Cached Shared Memory for Distributed Subsystems

      Disclosed is a method for implementing a move mode architecture
in an environment in which shared memory does not exist between two
processors.  Shared memory is simulated by caching the move mode
delivery pipes.  The pipes are brought into and out of local memory
by means of bus master transfers, with the adapter processing the
pipes in local memory.

      A Subsystem Control Block (SCB) move mode architecture
specifies a method of interaction between two processes using shared
memory.  Information is received and sent by means of a shared
control area and a pair of shared memory queues (delivery pipes)
containing information.  This method is efficient if the shared
memory is local to both the receiving process and the sending
process.  However, in many cases, while one processor is local to the
shared memory, the other processor accesses memory through a bus
interface.  The overhead required to transfer information and control
data results in a reduction in the performance of the non-local
processor.

      The move mode architecture specifies a method for interaction
between two processors through the use of two circular queues, called
"pipes," and two control areas called surrogate areas.  While pipes
can conceivably be shared by two software threads on a single
processor, normally pipes are shared between any two bus masters,
that is, between any two processors, which can transfer data to and
from a shared memory space.

      From a system perspective, there is an inbound pipe for
information coming to the system and an outbound pipe for information
being sent from the system.  There is an inbound surrogate area and
an outbound surrogate area, with each surrogate area containing a
Start of Element (SOE) pointer maintained by the processor receiving
the packets of data, and a Start of Free (SOF) pointer maintained by
the processor sending packets of data.

      Fig. 1 shows an example of the enqueue surrogate area, which
contains two words of information--the offset to Start of Free and
the surrogate enqueue status field.

      Fig. 2 shows an example of the dequeue surrogate area, which
contains two words of information--the offset to Start of Free and
the surrogate dequeue status field.

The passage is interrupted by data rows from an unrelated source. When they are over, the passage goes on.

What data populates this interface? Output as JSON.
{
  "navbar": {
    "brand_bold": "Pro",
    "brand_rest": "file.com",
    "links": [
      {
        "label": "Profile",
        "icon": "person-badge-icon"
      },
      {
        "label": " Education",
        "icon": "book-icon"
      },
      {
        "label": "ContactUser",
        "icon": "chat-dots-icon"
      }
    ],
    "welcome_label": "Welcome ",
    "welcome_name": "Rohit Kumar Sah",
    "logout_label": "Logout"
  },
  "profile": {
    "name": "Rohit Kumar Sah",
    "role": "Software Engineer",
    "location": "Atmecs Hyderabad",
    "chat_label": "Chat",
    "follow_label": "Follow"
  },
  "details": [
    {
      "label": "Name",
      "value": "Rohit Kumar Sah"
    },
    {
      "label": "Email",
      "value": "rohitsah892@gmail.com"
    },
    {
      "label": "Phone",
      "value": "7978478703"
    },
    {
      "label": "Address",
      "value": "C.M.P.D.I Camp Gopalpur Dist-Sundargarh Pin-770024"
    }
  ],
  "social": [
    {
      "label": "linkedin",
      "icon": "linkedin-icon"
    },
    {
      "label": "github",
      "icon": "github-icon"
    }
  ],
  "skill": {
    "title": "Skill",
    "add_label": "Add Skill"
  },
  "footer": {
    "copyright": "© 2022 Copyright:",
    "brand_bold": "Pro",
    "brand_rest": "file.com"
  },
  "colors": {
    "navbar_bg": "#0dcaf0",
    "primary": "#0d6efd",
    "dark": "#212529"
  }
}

      Fig. 3 shows an example of an unwrapped pipe.  While the
Surrogate Start of Free (SSOF) pointer is updated by an enqueue
algorithm, the Surrogate Start of Elements (SSOE) pointer is updated
by a dequeue algorithm.  The information, represented by slash marks
(/), is located between the Start of Elements and the SSOF.  The
dequeue algorithm takes commands off the pipe, with the SSOE being
updated following the removal of each command.  Elements are taken
off in this way until the SSOF is reached.  Similarly, the enqueue
algorithm places commands onto the queue, beginning at the SOF and
continuing until the SSOE is reached.

      Fig. 4 shows an...